Meanwhile, there are very real, and valid concerns with the substance of the Three Waters plan. Four layers of bureaucracy would separate ratepayers from the management of the new mega-entities.
If, under this model, your water services are mismanaged, how do you hold the entity to account? You could threaten to vote out your local councillor – but they only have a fraction of a voice on a regional representative group, which itself is split 50-50 with iwi, which appoints a selection panel, which in turn appoints board members for the entities. This Kafkaesque model will not improve accountability.
And then there is the question of costs. Two simple questions undermine the Government’s claim that reform will save ratepayers money.
Firstly: if amalgamation is meant to create efficiencies, why is Nanaia Mahuta also saying her reforms will create new jobs?
Secondly: once water liabilities are transferred to the new entities (which will send you water bills), do you really trust your local council to cut your rates at a level commensurate to their savings? Will your council seriously sack every manager who had a hand in water services prior to amalgamation?
The whole thing stinks of a bureaucratic quagmire.
Yet the Government pushes ahead. In February’s opening statement to Parliament, the Prime Minister rattled through her crowded legislative agenda, stuffed with complex and contentious programmes including DHB amalgamation, pandemic management, Fair Pay Agreements, and of course, Three Waters.
Stuff’s political editor Luke Malpass reported on the speech, saying the emphasis on Three Waters “an extraordinary use of political capital” unlikely to proceed in current form.
A protracted legislative process will create real political pain for the Government. At the time of this article’s publication, Nanaia Mahuta’s “reference group”, stuffed with Labour-friendly but Three Waters-suspicious mayors, is set to report back with recommendations to address accountability concerns surrounding the reform.
In theory, the Government will then take time to consider these recommendations before unveiling hard legislation, which itself will go through a select committee process, necessitating another round of fraught public submissions.

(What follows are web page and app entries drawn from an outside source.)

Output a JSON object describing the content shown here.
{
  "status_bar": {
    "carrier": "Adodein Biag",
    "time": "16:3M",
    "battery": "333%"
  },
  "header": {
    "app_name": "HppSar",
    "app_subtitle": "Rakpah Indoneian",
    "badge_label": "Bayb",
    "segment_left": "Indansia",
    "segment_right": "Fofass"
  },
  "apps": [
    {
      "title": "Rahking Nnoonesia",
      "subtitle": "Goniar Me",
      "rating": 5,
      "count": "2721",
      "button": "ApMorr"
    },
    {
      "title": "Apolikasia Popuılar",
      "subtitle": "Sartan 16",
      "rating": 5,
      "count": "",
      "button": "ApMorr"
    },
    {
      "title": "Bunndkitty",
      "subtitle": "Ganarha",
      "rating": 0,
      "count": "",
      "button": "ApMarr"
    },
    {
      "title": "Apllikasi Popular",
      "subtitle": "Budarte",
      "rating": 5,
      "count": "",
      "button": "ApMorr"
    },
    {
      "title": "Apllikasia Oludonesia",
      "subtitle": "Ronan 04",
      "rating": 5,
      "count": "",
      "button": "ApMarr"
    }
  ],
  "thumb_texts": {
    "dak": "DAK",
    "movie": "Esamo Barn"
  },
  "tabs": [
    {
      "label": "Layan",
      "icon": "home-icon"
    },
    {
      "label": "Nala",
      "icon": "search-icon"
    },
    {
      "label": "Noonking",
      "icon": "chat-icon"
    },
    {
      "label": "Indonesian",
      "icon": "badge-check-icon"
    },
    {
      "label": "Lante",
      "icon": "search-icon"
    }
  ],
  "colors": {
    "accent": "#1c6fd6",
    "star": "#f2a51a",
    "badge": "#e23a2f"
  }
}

The Taxpayers’ Union will be campaigning for the Government to turn this select committee process into a nationwide roadshow, in the same way that the End of Life Choice Bill consultation was brought to every corner of the country. If a roadshow was good enough for euthanasia, it is clearly justified for far-reaching water reforms with fundamental impact on community control of ratepayer-funded water assets.
At the same time, a newly-formed Water Users Group is challenging the Three Waters model in the High Court on the basis that the reforms have been justified by the Government using an incorrect interpretation of the Treaty of Waitangi. This will be messy, to say the least [see article on page 33].

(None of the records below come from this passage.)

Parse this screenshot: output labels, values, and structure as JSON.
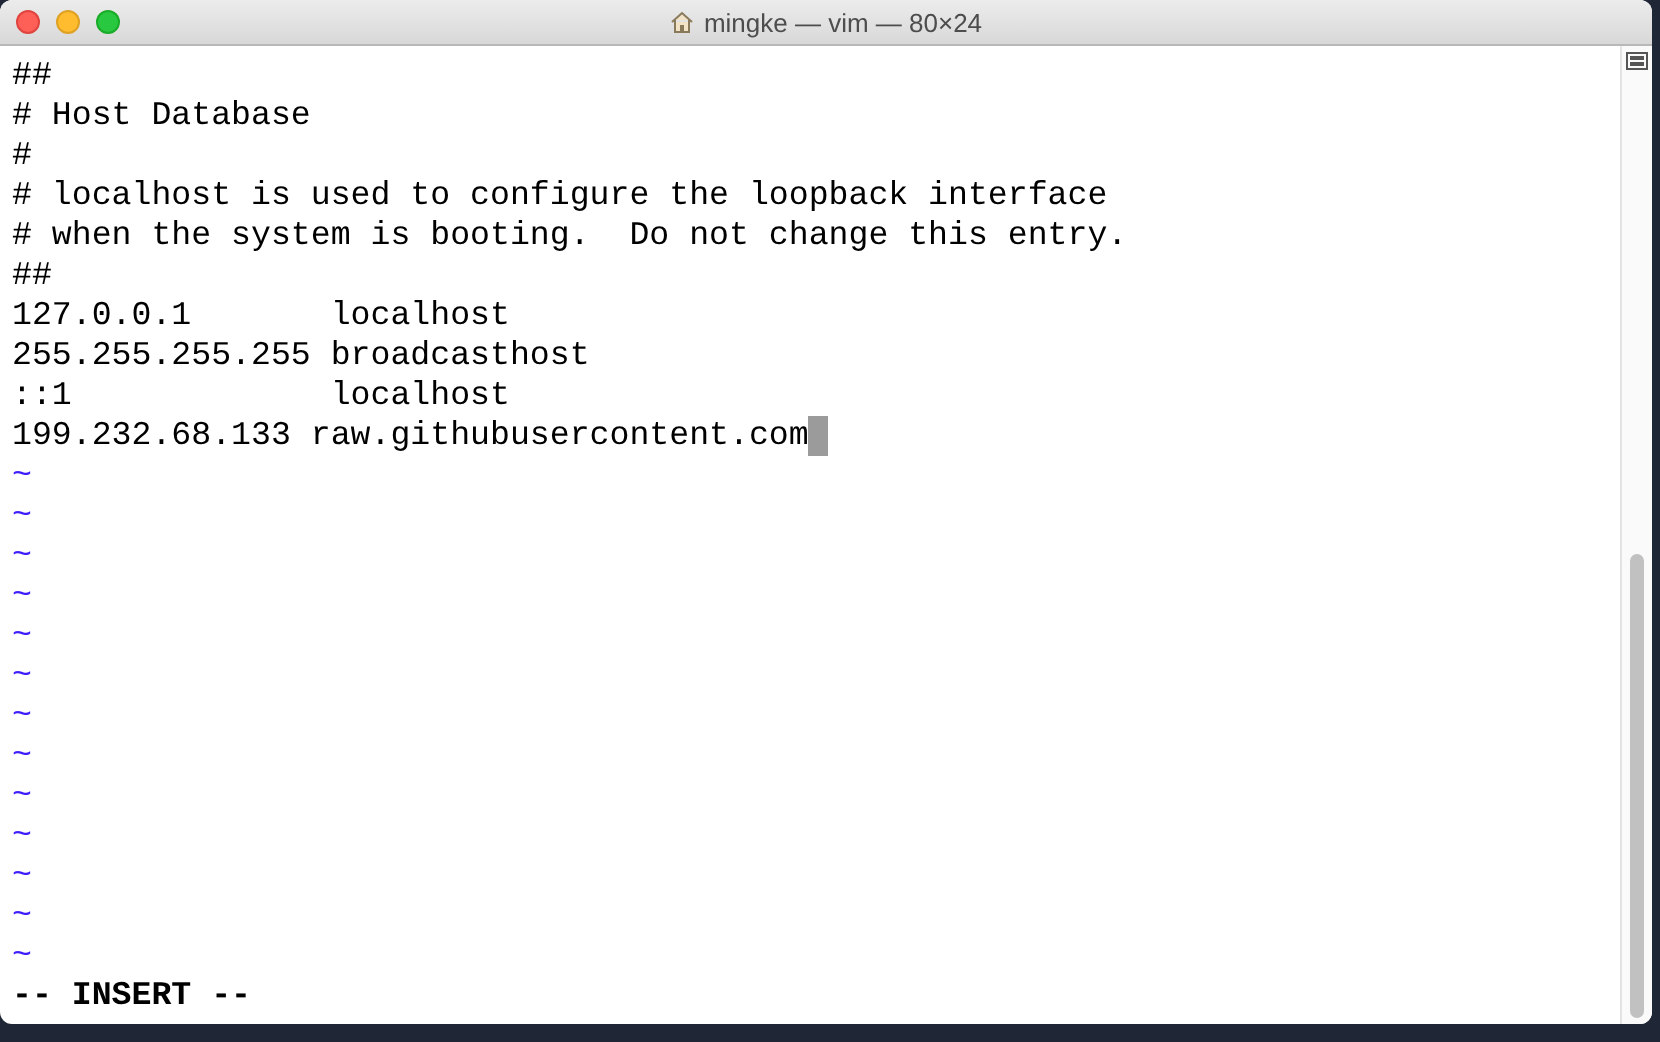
{
  "window": {
    "title": "mingke — vim — 80×24"
  },
  "lines": [
    {
      "kind": "text",
      "text": "##",
      "cursor": false
    },
    {
      "kind": "text",
      "text": "# Host Database",
      "cursor": false
    },
    {
      "kind": "text",
      "text": "#",
      "cursor": false
    },
    {
      "kind": "text",
      "text": "# localhost is used to configure the loopback interface",
      "cursor": false
    },
    {
      "kind": "text",
      "text": "# when the system is booting.  Do not change this entry.",
      "cursor": false
    },
    {
      "kind": "text",
      "text": "##",
      "cursor": false
    },
    {
      "kind": "text",
      "text": "127.0.0.1       localhost",
      "cursor": false
    },
    {
      "kind": "text",
      "text": "255.255.255.255 broadcasthost",
      "cursor": false
    },
    {
      "kind": "text",
      "text": "::1             localhost",
      "cursor": false
    },
    {
      "kind": "text",
      "text": "199.232.68.133 raw.githubusercontent.com",
      "cursor": true
    },
    {
      "kind": "filler",
      "text": "~"
    },
    {
      "kind": "filler",
      "text": "~"
    },
    {
      "kind": "filler",
      "text": "~"
    },
    {
      "kind": "filler",
      "text": "~"
    },
    {
      "kind": "filler",
      "text": "~"
    },
    {
      "kind": "filler",
      "text": "~"
    },
    {
      "kind": "filler",
      "text": "~"
    },
    {
      "kind": "filler",
      "text": "~"
    },
    {
      "kind": "filler",
      "text": "~"
    },
    {
      "kind": "filler",
      "text": "~"
    },
    {
      "kind": "filler",
      "text": "~"
    },
    {
      "kind": "filler",
      "text": "~"
    },
    {
      "kind": "filler",
      "text": "~"
    }
  ],
  "status_line": "-- INSERT --"
}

Worst of all, delays to legislation mean that public interest in the reforms will peak during local body campaign season. Any council candidate who senses the direction of political winds will be incorporating anti-Three Waters messages into their platform in town halls and on billboards across the country.
And finally, if the legislation eventually does pass through Parliament, the National Party has committed to a repeal should they retake Government.
In short, the passage and retention of Mahuta’s Three Waters reform is far from inevitable. The public will fight it at every step cannot be underestimated. But those of us on the front lines of opposition will need to work together, communicate, and share resources to demolish Mahuta’s programme of reform.
If you work in the local government sector, you should expect to hear from the Taxpayers’ Union on our plan to stop Three Waters – and, if you share our concerns over this asset grab, we hope to hear back from you. LG